## [Work request]
Examine each line of the data. Copy the line if it includes the word "doSomething".
### Supplied data
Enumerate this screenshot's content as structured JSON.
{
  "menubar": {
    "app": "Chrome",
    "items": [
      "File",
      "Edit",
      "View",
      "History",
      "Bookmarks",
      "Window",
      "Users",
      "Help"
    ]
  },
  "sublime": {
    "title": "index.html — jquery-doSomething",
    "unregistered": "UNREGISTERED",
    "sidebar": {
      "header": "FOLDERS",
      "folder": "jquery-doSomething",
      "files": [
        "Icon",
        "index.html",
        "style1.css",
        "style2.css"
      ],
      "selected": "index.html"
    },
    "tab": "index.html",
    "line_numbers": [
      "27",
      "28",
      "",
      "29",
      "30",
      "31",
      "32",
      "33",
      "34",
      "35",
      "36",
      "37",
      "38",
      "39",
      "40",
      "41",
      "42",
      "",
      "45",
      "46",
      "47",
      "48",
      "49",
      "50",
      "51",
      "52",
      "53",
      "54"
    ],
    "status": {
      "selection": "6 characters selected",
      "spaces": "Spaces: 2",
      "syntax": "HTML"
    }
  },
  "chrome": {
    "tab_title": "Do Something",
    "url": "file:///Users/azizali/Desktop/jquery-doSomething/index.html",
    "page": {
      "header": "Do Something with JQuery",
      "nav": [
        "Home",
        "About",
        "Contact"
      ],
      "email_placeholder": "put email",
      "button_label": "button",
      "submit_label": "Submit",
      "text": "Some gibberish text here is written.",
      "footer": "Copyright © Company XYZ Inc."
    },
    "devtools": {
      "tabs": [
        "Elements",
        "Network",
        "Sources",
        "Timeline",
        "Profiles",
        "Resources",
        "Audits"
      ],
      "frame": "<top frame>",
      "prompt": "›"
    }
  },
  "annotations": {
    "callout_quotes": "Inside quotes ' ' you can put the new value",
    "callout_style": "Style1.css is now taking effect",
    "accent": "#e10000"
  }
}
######
## [Answer section]
    "title": "index.html — jquery-doSomething",
      "folder": "jquery-doSomething",
    "url": "file:///Users/azizali/Desktop/jquery-doSomething/index.html",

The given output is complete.